The family of a young girl have spoken out about the dangers of online bullying after a 12-year-old died suddenly.

Kyana Vergara died at her Palmerston North home on January 11. Her death has been referred to the coroner.

Family members believe she had been the victim of cyber bullying.

After her death her family discovered troubling social media postings the youngster had received.


Her sister Aundrea Denoon created a Givealittle page following the tragedy where she wrote of the anguish of losing Kyana.

She described the youngster as "the most caring, loving, happy girl that you could ever meet".

"She would always stick up for anyone around her as her motto was 'treat people how you want to be treated'. Unfortunately my baby sister had a secret she wouldn't tell anyone and that was that she was being bullied.

"She had so much to live for, she wanted to be a social worker and had an amazing voice once she got over her shyness. We were meant to be at her graduation and dance and give her away at her wedding. Most of all, she was meant to have a family of her own. She will now never get that chance because a bully does not realise how much their works and actions can really affect someone."

Ms Denoon said her sister's death had been the worst experience imaginable for their parents.

"What our parents have been through, I wouldn't wish on anyone. Our mother lost her baby girl and Kyana's father lost his only daughter, his pride and joy," she wrote.

She said up to 200 people attended her sister's funeral.

The Givealittle page, created to raise financial support for Kyana's parents, is now closed.
Grieving friends and family of the 12-year-old girl have posted moving tributes.

"RIP Beautiful girl Everyone's missing you so much I know you'll be watching over us as a beautiful angel," Alyssa Shailer wrote on Instagram.

Amelia wrote: "Miss you kyana Still pray for you xx."

Messages of condolence have also been posted alongside her death notice, which said, "It is with sadness in our hearts that we announce the passing of Kyana," who is described as a treasured daughter.

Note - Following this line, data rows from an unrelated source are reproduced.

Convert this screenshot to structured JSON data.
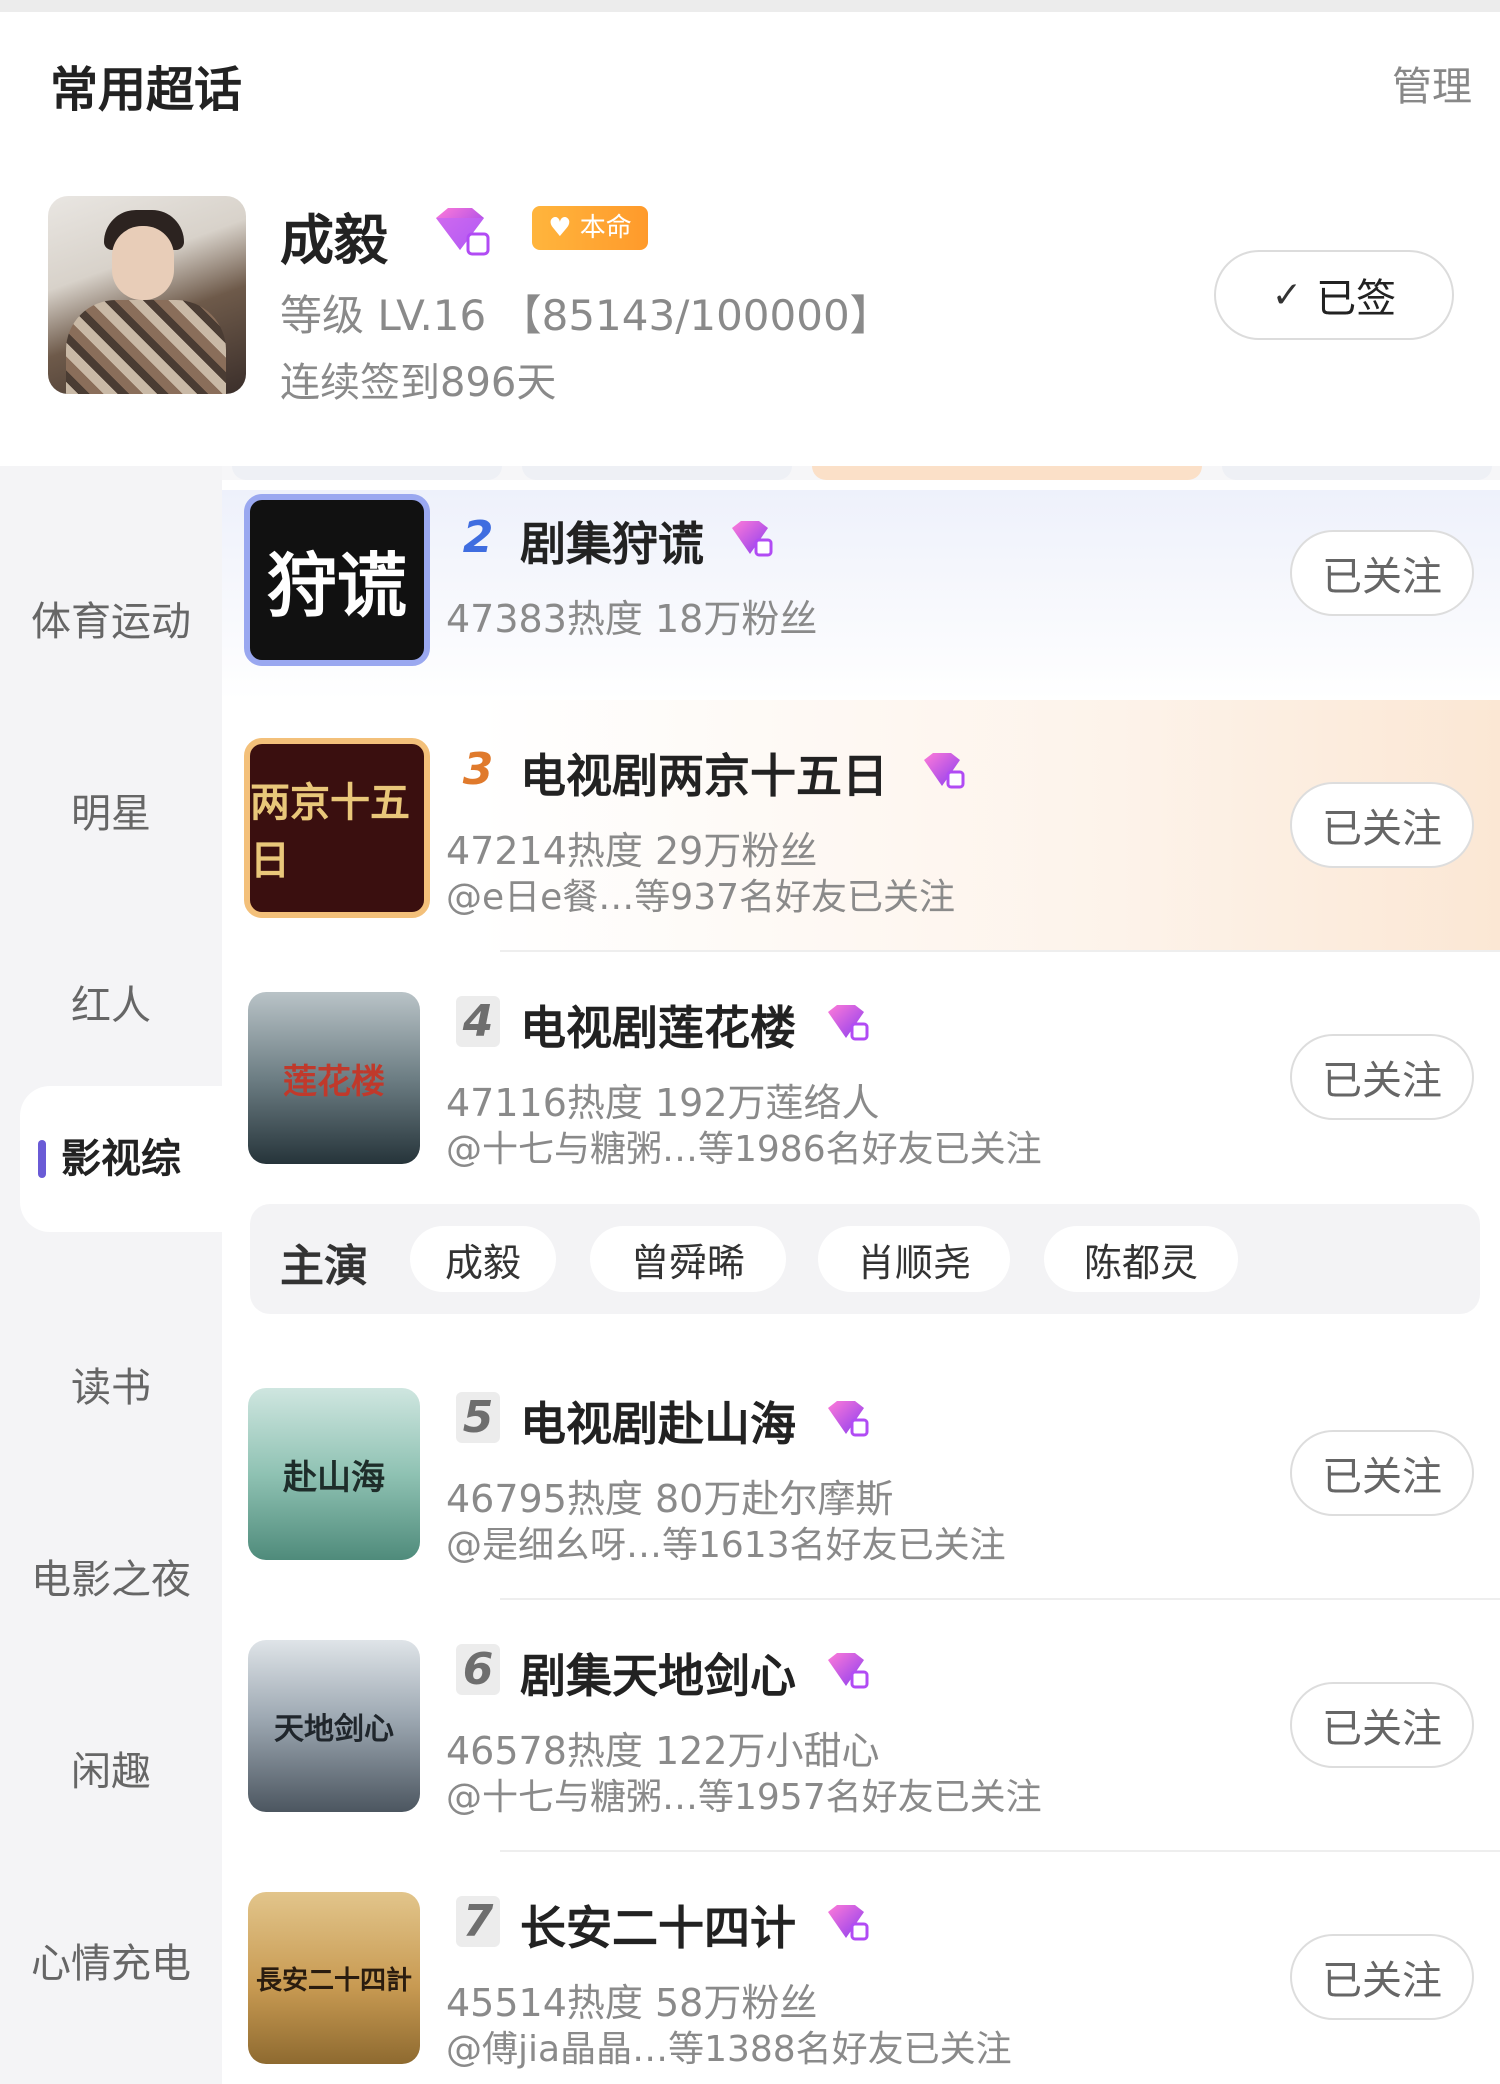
{
  "header": {
    "title": "常用超话",
    "manage_label": "管理"
  },
  "favorite": {
    "name": "成毅",
    "badge": "本命",
    "level": "等级 LV.16 【85143/100000】",
    "streak": "连续签到896天",
    "signed_label": "已签",
    "check_glyph": "✓"
  },
  "sidebar": {
    "items": [
      {
        "label": "体育运动"
      },
      {
        "label": "明星"
      },
      {
        "label": "红人"
      },
      {
        "label": "影视综"
      },
      {
        "label": "读书"
      },
      {
        "label": "电影之夜"
      },
      {
        "label": "闲趣"
      },
      {
        "label": "心情充电"
      }
    ]
  },
  "list": [
    {
      "rank": "2",
      "title": "剧集狩谎",
      "stats": "47383热度 18万粉丝",
      "friends": "",
      "follow": "已关注",
      "cover": "狩谎"
    },
    {
      "rank": "3",
      "title": "电视剧两京十五日",
      "stats": "47214热度 29万粉丝",
      "friends": "@e日e餐…等937名好友已关注",
      "follow": "已关注",
      "cover": "两京十五日"
    },
    {
      "rank": "4",
      "title": "电视剧莲花楼",
      "stats": "47116热度 192万莲络人",
      "friends": "@十七与糖粥…等1986名好友已关注",
      "follow": "已关注",
      "cover": "莲花楼"
    },
    {
      "rank": "5",
      "title": "电视剧赴山海",
      "stats": "46795热度 80万赴尔摩斯",
      "friends": "@是细幺呀…等1613名好友已关注",
      "follow": "已关注",
      "cover": "赴山海"
    },
    {
      "rank": "6",
      "title": "剧集天地剑心",
      "stats": "46578热度 122万小甜心",
      "friends": "@十七与糖粥…等1957名好友已关注",
      "follow": "已关注",
      "cover": "天地剑心"
    },
    {
      "rank": "7",
      "title": "长安二十四计",
      "stats": "45514热度 58万粉丝",
      "friends": "@傅jia晶晶…等1388名好友已关注",
      "follow": "已关注",
      "cover": "長安二十四計"
    }
  ],
  "cast": {
    "label": "主演",
    "members": [
      "成毅",
      "曾舜晞",
      "肖顺尧",
      "陈都灵"
    ]
  },
  "colors": {
    "accent": "#6a5bd6",
    "gem": "#b14bf4",
    "badge": "#ff9a2b",
    "rank_blue": "#3f6de0",
    "rank_orange": "#e07a2c"
  }
}
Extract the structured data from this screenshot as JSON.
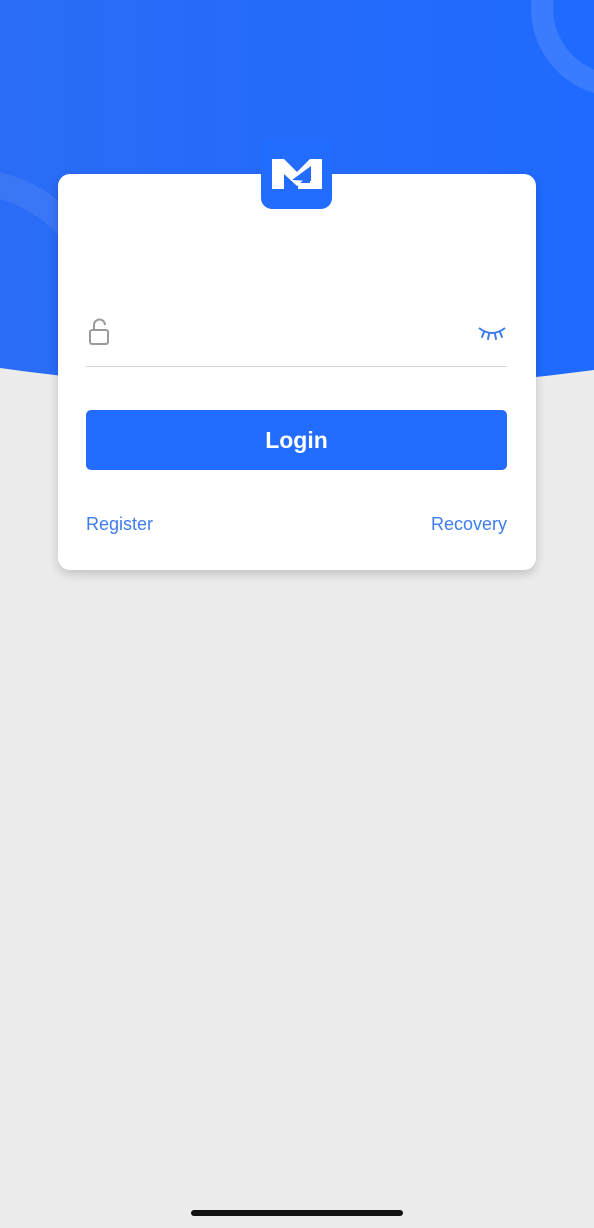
{
  "colors": {
    "brand": "#226cff",
    "link": "#3e7cf0",
    "background": "#ececec",
    "card": "#ffffff"
  },
  "logo": {
    "icon": "mail-m-logo-icon"
  },
  "password": {
    "value": "",
    "placeholder": "",
    "lock_icon": "lock-open-icon",
    "visibility_icon": "eye-closed-icon"
  },
  "login": {
    "label": "Login"
  },
  "links": {
    "register": "Register",
    "recovery": "Recovery"
  }
}
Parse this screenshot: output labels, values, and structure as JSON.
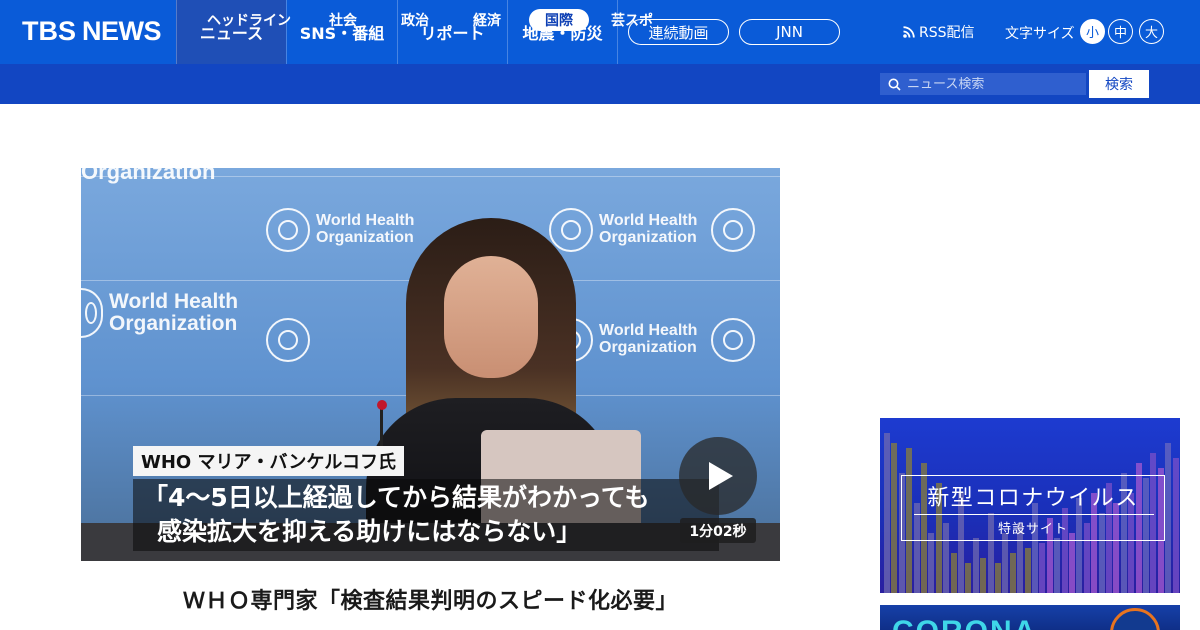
{
  "brand": {
    "logo_tbs": "TBS",
    "logo_news": "NEWS"
  },
  "main_nav": [
    {
      "label": "ニュース",
      "active": true
    },
    {
      "label": "SNS・番組",
      "active": false
    },
    {
      "label": "リポート",
      "active": false
    },
    {
      "label": "地震・防災",
      "active": false
    }
  ],
  "pills": {
    "video": "連続動画",
    "jnn": "JNN"
  },
  "header_tools": {
    "rss": "RSS配信",
    "font_size_label": "文字サイズ",
    "font_sizes": [
      "小",
      "中",
      "大"
    ],
    "font_size_selected": "小"
  },
  "sub_nav": [
    {
      "label": "ヘッドライン",
      "active": false
    },
    {
      "label": "社会",
      "active": false
    },
    {
      "label": "政治",
      "active": false
    },
    {
      "label": "経済",
      "active": false
    },
    {
      "label": "国際",
      "active": true
    },
    {
      "label": "芸スポ",
      "active": false
    }
  ],
  "search": {
    "placeholder": "ニュース検索",
    "button": "検索"
  },
  "video": {
    "who_text_line1": "World Health",
    "who_text_line2": "Organization",
    "caption_name": "WHO マリア・バンケルコフ氏",
    "caption_line1": "「4～5日以上経過してから結果がわかっても",
    "caption_line2": "感染拡大を抑える助けにはならない」",
    "duration": "1分02秒"
  },
  "article": {
    "headline": "ＷＨＯ専門家「検査結果判明のスピード化必要」"
  },
  "banners": {
    "covid_title": "新型コロナウイルス",
    "covid_sub": "特設サイト",
    "corona_text": "CORONA"
  },
  "colors": {
    "brand_blue": "#0a5bd8",
    "subnav_blue": "#1246c2",
    "banner_blue": "#1d3bd0"
  }
}
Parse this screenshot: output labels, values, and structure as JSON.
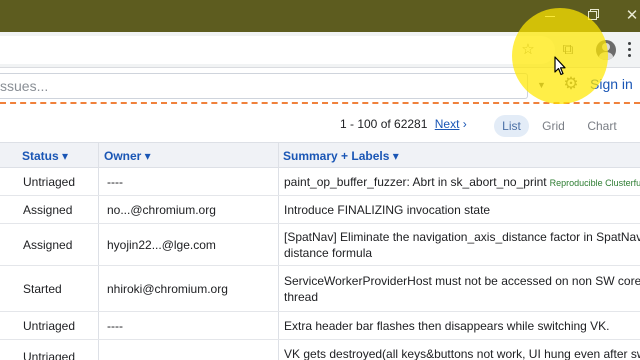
{
  "window": {
    "minimize_icon": "minimize-icon",
    "maximize_icon": "restore-icon",
    "close_glyph": "✕"
  },
  "browser": {
    "star_glyph": "☆",
    "extension_glyph": "⧉"
  },
  "issue_header": {
    "search_placeholder": "ssues...",
    "dropdown_glyph": "▼",
    "gear_glyph": "⚙",
    "sign_in": "Sign in"
  },
  "pager": {
    "range": "1 - 100 of 62281",
    "next": "Next",
    "next_arrow": "›"
  },
  "views": {
    "list": "List",
    "grid": "Grid",
    "chart": "Chart",
    "active": "List"
  },
  "table": {
    "headers": {
      "status": "Status ▾",
      "owner": "Owner ▾",
      "summary": "Summary + Labels ▾"
    },
    "rows": [
      {
        "status": "Untriaged",
        "owner": "----",
        "summary_line1": "paint_op_buffer_fuzzer: Abrt in sk_abort_no_print",
        "summary_line2": "",
        "label": "Reproducible Clusterfuzz"
      },
      {
        "status": "Assigned",
        "owner": "no...@chromium.org",
        "summary_line1": "Introduce FINALIZING invocation state",
        "summary_line2": "",
        "label": ""
      },
      {
        "status": "Assigned",
        "owner": "hyojin22...@lge.com",
        "summary_line1": "[SpatNav] Eliminate the navigation_axis_distance factor in SpatNav",
        "summary_line2": "distance formula",
        "label": ""
      },
      {
        "status": "Started",
        "owner": "nhiroki@chromium.org",
        "summary_line1": "ServiceWorkerProviderHost must not be accessed on non SW core",
        "summary_line2": "thread",
        "label": ""
      },
      {
        "status": "Untriaged",
        "owner": "----",
        "summary_line1": "Extra header bar flashes then disappears while switching VK.",
        "summary_line2": "",
        "label": ""
      },
      {
        "status": "Untriaged",
        "owner": "",
        "summary_line1": "VK gets destroyed(all keys&buttons not work, UI hung even after sw",
        "summary_line2": "",
        "label": ""
      }
    ]
  },
  "colors": {
    "titlebar": "#5d5c1f",
    "link": "#1a56b5",
    "dashed_rule": "#f0813c",
    "highlight": "#ffe800"
  }
}
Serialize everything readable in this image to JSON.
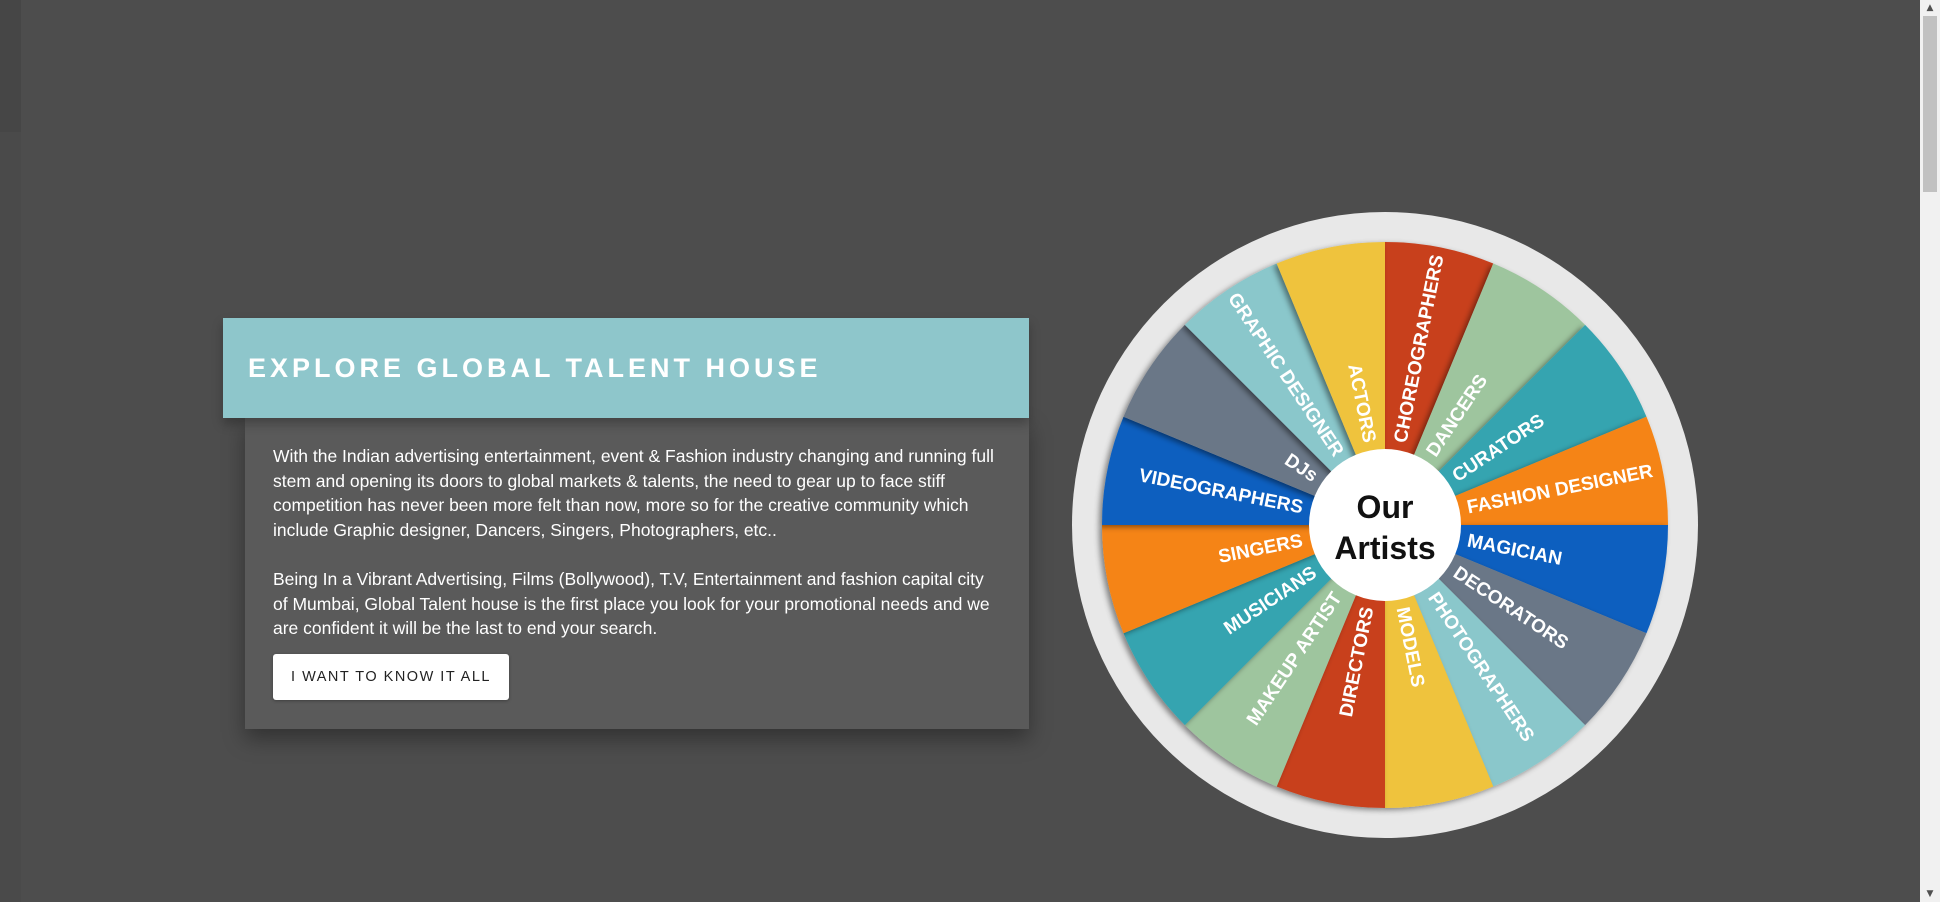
{
  "intro": {
    "title": "EXPLORE GLOBAL TALENT HOUSE",
    "paragraphs": [
      "With the Indian advertising entertainment, event & Fashion industry changing and running full stem and opening its doors to global markets & talents, the need to gear up to face stiff competition has never been more felt than now, more so for the creative community which include Graphic designer, Dancers, Singers, Photographers, etc..",
      "Being In a Vibrant Advertising, Films (Bollywood), T.V, Entertainment and fashion capital city of Mumbai, Global Talent house is the first place you look for your promotional needs and we are confident it will be the last to end your search."
    ],
    "cta_label": "I WANT TO KNOW IT ALL"
  },
  "wheel": {
    "center_line1": "Our",
    "center_line2": "Artists",
    "segments": [
      {
        "label": "CHOREOGRAPHERS",
        "color": "#c8401f"
      },
      {
        "label": "DANCERS",
        "color": "#9ec59e"
      },
      {
        "label": "CURATORS",
        "color": "#35a4b0"
      },
      {
        "label": "FASHION DESIGNER",
        "color": "#f58412"
      },
      {
        "label": "MAGICIAN",
        "color": "#0b5fbf"
      },
      {
        "label": "DECORATORS",
        "color": "#6a7787"
      },
      {
        "label": "PHOTOGRAPHERS",
        "color": "#8ac7cb"
      },
      {
        "label": "MODELS",
        "color": "#efc33c"
      },
      {
        "label": "DIRECTORS",
        "color": "#c8401f"
      },
      {
        "label": "MAKEUP ARTIST",
        "color": "#9ec59e"
      },
      {
        "label": "MUSICIANS",
        "color": "#35a4b0"
      },
      {
        "label": "SINGERS",
        "color": "#f58412"
      },
      {
        "label": "VIDEOGRAPHERS",
        "color": "#0b5fbf"
      },
      {
        "label": "DJs",
        "color": "#6a7787"
      },
      {
        "label": "GRAPHIC DESIGNER",
        "color": "#8ac7cb"
      },
      {
        "label": "ACTORS",
        "color": "#efc33c"
      }
    ]
  }
}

"Missing you so much Kyana, x Life is just not the same without you," wrote Kamia Pere.

"School is just not the same. I am missing you and thinking about every day. You spread your wings and fly high Beautiful xx"

Last year 564 people committed suicide in New Zealand, including 10 children between the ages of 10 and 14.

Under the Harmful Digital Communications Act, passed last year, it is an offence to send or publish threatening messages or material. Eight people have been charged by police under the act and one person was jailed for four months.

Where to get help:
Lifeline: 0800 543 354 (available 24/7)
Suicide Crisis Helpline: 0508 828 865 (0508 TAUTOKO) (available 24/7)
Youth services: (06) 3555 906
Youthline: 0800 376 633
Kidsline: 0800 543 754 (available 24/7)
Whatsup: 0800 942 8787 (1pm to 11pm)
The Word
Depression helpline: 0800 111 757 (available 24/7)
Rainbow Youth: (09) 376 4155
CASPER Suicide Prevention
If it is an emergency and you feel like you or someone else is at risk, call 111.